## Directions
Please copy out the lines in the entries that contain "다운로드".

Top of Data to examine

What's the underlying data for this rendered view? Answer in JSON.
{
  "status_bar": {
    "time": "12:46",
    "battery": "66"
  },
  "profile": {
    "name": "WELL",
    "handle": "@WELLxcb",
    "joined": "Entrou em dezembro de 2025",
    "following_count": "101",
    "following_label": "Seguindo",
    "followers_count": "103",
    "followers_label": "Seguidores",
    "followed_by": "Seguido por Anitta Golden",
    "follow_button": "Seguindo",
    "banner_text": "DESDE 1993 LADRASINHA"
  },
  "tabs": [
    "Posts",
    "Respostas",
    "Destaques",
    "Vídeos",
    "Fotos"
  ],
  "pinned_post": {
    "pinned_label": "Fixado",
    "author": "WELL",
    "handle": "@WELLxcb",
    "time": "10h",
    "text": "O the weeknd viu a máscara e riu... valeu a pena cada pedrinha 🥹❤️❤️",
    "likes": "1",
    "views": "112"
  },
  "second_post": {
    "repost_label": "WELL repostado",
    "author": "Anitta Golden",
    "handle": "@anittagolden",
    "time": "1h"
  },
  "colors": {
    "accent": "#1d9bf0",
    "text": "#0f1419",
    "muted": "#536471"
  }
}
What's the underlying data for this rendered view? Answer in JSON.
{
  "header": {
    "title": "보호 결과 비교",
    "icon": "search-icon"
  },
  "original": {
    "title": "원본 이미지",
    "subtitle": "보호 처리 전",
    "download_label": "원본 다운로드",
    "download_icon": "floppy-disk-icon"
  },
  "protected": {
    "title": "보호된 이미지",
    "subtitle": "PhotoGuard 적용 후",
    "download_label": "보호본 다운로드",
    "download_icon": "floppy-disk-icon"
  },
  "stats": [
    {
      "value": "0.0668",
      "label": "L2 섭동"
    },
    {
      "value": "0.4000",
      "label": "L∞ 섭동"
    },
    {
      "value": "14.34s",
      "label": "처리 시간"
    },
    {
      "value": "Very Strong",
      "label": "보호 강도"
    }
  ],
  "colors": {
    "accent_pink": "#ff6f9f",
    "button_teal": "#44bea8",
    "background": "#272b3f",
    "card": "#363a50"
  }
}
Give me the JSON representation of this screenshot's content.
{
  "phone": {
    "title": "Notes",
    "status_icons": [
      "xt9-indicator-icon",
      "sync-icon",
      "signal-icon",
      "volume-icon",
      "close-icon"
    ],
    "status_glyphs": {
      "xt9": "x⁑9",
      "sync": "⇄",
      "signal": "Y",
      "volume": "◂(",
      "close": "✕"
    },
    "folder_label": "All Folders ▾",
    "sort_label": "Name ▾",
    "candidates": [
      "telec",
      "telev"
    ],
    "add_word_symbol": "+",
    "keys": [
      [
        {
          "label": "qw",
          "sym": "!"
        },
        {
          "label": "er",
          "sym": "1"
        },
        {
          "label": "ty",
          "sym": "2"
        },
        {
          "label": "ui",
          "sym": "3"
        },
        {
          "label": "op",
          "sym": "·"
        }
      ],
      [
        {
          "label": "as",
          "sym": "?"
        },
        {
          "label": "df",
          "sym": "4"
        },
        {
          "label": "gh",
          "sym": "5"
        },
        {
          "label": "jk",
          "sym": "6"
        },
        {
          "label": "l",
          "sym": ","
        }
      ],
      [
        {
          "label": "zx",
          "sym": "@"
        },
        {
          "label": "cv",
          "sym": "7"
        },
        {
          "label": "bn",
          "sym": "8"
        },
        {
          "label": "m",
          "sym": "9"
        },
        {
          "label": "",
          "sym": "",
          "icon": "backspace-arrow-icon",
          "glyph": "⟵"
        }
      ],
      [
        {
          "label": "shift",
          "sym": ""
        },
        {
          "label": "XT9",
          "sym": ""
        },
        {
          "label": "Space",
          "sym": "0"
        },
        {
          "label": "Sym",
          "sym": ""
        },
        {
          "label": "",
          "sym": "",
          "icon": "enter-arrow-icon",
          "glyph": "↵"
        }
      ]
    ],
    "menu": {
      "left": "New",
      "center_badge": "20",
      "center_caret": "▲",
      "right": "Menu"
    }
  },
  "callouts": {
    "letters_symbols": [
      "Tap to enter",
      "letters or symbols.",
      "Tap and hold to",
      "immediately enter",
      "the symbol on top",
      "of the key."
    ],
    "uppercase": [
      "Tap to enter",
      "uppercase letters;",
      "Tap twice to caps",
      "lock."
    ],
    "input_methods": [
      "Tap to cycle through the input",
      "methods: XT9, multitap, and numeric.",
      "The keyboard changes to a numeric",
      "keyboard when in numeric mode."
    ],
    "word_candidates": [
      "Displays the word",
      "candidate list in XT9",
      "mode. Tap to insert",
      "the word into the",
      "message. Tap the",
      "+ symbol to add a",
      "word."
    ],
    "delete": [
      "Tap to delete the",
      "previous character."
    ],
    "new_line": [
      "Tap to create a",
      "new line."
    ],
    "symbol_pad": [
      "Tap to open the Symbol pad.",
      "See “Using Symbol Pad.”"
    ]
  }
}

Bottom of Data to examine

## Written solution
    "download_label": "원본 다운로드",
    "download_label": "보호본 다운로드",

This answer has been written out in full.